**What the exercise asks**:
Could you find each line of the data below that contains the word "text" and copy those lines?

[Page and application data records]

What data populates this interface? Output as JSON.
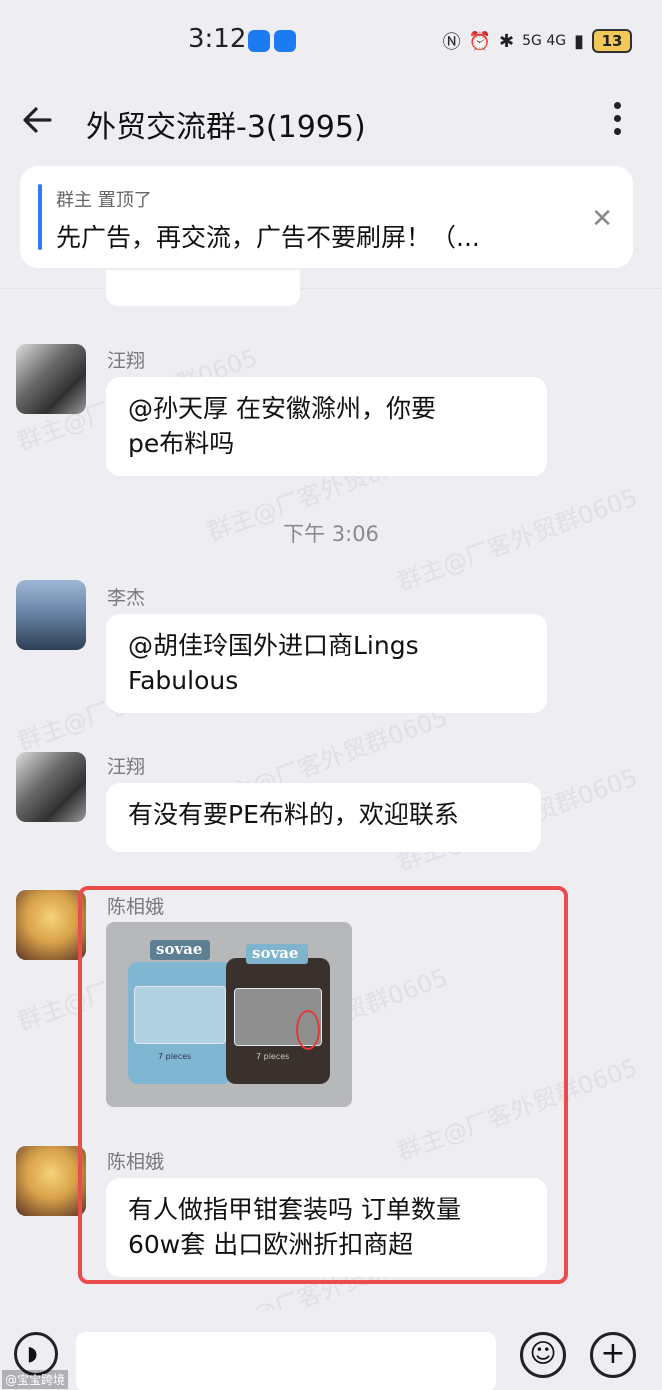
{
  "status": {
    "time": "3:12",
    "network": "5G 4G",
    "battery": "13"
  },
  "header": {
    "title": "外贸交流群-3(1995)"
  },
  "pinned": {
    "meta": "群主 置顶了",
    "text": "先广告，再交流，广告不要刷屏！（..."
  },
  "messages": [
    {
      "sender": "汪翔",
      "text": "@孙天厚  在安徽滁州，你要\npe布料吗"
    },
    {
      "time": "下午 3:06"
    },
    {
      "sender": "李杰",
      "text": "@胡佳玲国外进口商Lings\nFabulous"
    },
    {
      "sender": "汪翔",
      "text": "有没有要PE布料的，欢迎联系"
    },
    {
      "sender": "陈相娥",
      "image": {
        "brand": "sovae",
        "case_labels": [
          "7 pieces",
          "7 pieces"
        ]
      }
    },
    {
      "sender": "陈相娥",
      "text": "有人做指甲钳套装吗 订单数量\n60w套 出口欧洲折扣商超"
    }
  ],
  "watermark": "群主@厂客外贸群0605",
  "corner_mark": "@宝宝跨境",
  "colors": {
    "accent": "#2f7cf6",
    "highlight": "#ea4b4b",
    "background": "#ededf2"
  }
}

**Reply to the exercise**:
    "text": "先广告，再交流，广告不要刷屏！（..."
      "text": "@孙天厚  在安徽滁州，你要\npe布料吗"
      "text": "@胡佳玲国外进口商Lings\nFabulous"
      "text": "有没有要PE布料的，欢迎联系"
      "text": "有人做指甲钳套装吗 订单数量\n60w套 出口欧洲折扣商超"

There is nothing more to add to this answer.